(Interface dataset entries)
##########
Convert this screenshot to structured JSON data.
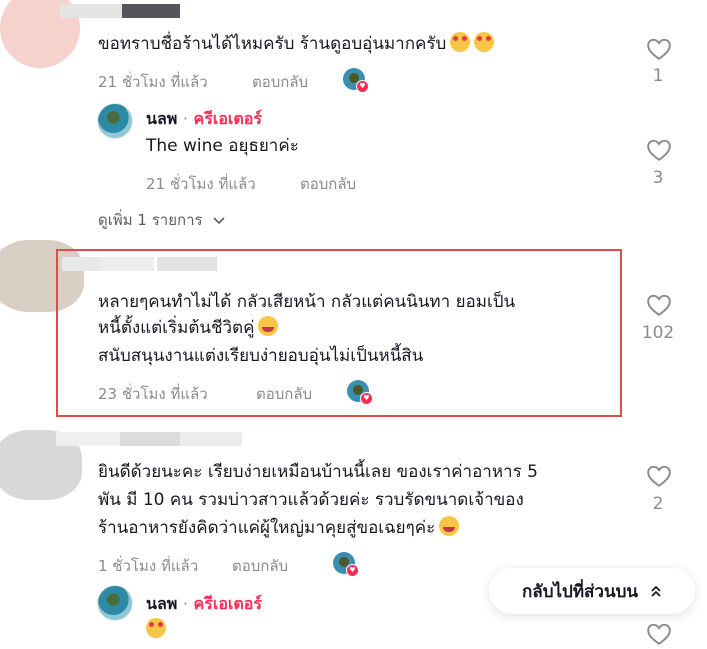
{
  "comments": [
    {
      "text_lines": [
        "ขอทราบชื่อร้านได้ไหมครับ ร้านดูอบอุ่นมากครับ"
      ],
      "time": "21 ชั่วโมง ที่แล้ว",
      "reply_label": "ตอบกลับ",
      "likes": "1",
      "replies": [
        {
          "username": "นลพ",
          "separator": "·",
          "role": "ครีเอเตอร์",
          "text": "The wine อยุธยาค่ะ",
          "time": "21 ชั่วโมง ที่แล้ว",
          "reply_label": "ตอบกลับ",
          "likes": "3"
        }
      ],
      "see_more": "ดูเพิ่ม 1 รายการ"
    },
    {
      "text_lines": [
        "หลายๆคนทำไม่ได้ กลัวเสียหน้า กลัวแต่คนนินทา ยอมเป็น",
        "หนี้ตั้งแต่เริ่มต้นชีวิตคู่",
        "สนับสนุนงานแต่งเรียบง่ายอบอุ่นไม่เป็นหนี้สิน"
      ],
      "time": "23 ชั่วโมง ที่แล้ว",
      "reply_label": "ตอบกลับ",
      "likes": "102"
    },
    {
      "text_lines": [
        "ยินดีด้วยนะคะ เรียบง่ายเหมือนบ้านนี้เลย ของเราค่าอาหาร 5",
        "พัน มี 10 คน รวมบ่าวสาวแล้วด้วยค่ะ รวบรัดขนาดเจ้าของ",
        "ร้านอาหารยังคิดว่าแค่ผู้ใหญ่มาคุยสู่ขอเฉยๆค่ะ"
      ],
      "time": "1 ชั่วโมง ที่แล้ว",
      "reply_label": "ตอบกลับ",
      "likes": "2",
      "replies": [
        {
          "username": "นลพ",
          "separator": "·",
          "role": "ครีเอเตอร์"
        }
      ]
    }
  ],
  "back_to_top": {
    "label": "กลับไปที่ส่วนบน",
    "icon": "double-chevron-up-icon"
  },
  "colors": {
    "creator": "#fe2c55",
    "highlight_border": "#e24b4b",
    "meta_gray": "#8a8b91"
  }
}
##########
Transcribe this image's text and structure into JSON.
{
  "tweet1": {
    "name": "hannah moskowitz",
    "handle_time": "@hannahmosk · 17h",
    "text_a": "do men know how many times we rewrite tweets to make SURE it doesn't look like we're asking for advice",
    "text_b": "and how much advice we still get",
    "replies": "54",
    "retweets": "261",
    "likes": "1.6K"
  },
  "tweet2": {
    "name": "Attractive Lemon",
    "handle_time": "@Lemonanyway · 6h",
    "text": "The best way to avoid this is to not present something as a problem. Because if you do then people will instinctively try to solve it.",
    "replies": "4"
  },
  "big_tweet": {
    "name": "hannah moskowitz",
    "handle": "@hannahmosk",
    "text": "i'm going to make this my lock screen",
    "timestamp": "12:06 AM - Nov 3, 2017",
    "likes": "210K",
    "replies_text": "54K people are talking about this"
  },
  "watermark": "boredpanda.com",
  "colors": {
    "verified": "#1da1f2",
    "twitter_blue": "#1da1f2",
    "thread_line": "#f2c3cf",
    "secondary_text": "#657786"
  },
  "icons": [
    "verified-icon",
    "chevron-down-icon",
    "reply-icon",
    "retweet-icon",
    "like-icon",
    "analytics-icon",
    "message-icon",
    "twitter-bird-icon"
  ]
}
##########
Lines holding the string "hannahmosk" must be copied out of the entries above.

    "handle_time": "@hannahmosk · 17h",
    "handle": "@hannahmosk",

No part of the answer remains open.